Born at Market Lavington, Wiltshire, on 15 March 1762, and educated at the grammar school of West Lavington, under the care of the Rev. Mr. Marks. After leaving school he was unemployed for some years, till, prompted by Rev. Sir James Stonehouse, he decided to enter the Church of England, and after three years' preparation was ordained in 1786, and became curate of Tilshead and Imber, villages about four miles distant from Lavington.

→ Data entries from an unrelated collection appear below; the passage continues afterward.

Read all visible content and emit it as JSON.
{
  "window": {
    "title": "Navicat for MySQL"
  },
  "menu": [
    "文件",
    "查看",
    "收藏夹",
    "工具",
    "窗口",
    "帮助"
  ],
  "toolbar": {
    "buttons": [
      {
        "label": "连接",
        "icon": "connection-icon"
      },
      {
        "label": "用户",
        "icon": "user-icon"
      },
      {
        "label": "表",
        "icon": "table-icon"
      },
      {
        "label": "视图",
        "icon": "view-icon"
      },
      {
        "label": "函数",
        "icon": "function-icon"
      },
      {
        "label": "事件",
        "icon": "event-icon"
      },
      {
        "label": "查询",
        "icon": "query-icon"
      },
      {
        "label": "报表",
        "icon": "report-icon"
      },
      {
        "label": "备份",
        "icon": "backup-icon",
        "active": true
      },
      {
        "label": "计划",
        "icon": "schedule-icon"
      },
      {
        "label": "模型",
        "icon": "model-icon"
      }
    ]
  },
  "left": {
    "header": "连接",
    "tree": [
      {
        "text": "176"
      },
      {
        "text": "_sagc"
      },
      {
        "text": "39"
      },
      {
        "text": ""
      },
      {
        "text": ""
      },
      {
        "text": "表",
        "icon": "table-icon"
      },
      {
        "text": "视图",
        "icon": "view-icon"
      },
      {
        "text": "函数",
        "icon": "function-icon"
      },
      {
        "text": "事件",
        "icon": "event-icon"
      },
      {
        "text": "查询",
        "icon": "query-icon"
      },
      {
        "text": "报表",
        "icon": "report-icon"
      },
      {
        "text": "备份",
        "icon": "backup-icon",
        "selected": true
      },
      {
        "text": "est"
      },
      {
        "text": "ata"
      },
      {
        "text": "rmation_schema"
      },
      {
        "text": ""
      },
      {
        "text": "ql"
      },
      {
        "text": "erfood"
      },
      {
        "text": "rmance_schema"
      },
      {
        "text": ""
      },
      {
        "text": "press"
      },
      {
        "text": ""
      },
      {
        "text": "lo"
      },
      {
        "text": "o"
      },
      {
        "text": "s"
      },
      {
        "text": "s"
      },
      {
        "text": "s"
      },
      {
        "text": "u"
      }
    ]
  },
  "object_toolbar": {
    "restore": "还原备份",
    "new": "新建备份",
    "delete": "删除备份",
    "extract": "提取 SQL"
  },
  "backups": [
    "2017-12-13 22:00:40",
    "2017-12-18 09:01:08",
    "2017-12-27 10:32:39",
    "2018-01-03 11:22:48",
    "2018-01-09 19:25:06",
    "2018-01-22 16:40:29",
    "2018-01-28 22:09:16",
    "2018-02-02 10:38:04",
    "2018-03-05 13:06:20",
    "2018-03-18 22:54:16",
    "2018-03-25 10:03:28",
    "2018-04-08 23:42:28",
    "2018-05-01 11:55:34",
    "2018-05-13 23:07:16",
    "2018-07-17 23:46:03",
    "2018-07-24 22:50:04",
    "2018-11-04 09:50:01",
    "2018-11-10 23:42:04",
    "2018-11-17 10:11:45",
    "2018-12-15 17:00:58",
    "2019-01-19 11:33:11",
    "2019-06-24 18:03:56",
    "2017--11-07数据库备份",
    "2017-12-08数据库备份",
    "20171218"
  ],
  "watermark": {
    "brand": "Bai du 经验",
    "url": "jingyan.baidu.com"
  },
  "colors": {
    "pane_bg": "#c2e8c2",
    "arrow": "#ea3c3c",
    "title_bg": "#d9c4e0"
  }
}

He remained in the area, adding to his income by taking pupils, till his marriage in 1800. He then moved to the curacy of Botley, near Southampton.[1]

Gauntlett left Botley in 1804 for the curacy of Wellington, Shropshire, which he occupied for a year, and then took charge of a chapel at Reading, Berkshire, not under episcopal jurisdiction. After two years' time he moved to the curacy of Nettlebed and Pishill, Oxfordshire; and then in 1811 to Olney, Buckinghamshire. In 1815 the vicar of Olney died, and Gauntlett obtained the living, which he held till his death in 1833.[1]


Gauntlett was a close friend of Rowland Hill, and a significant supporter of the evangelical revival in the English church, in company with his predecessors at Olney, John Newton and Thomas Scott. He published several sermons during his lifetime, and collections of hymns for his parishioners.[1]

In 1821 An Exposition of the Book of Revelation, which rapidly passed through three editions, and brought its author the sum of £700. The second edition contained a letter against the opinion of "Basilicus" (Lewis Way), published in the Jewish Expositor, that during the millennium Christ would personally reign. In 1836 the Rev. Thomas Jones published an abridgment entitled The Interpreter; a Summary View of the Revelation of St. John … founded on … H. Gauntlett's Exposition.[1]

After Gauntlett's death a collection of his sermons, in two volumes (1835), was published, with a memoir by his daughter Catherine. The appendix reprints portions of a work about John Mason of Water Stratford, Buckinghamshire, and thirty-eight letters written by William Cowper to Samuel Teedon.[1]


Gauntlett married Arabella, the daughter of Edward Davies, rector of Coychurch, Glamorganshire in 1800. Their son Henry John Gauntlett was known as a composer.[1] Their daughter Matilda married William Pole.[2]


  1. ^ a b c d e f Stephen, Leslie; Lee, Sidney, eds. (1890). "Gauntlett, Henry (1762-1833)" . Dictionary of National Biography. 21. London: Smith, Elder & Co.
  2. ^ Lee, Sidney, ed. (1901). "Pole, William (1814-1900)" . Dictionary of National Biography (1st supplement). 3. London: Smith, Elder & Co.


  This article incorporates text from a publication now in the public domainStephen, Leslie; Lee, Sidney, eds. (1890). "Gauntlett, Henry (1762-1833)". Dictionary of National Biography. 21. London: Smith, Elder & Co.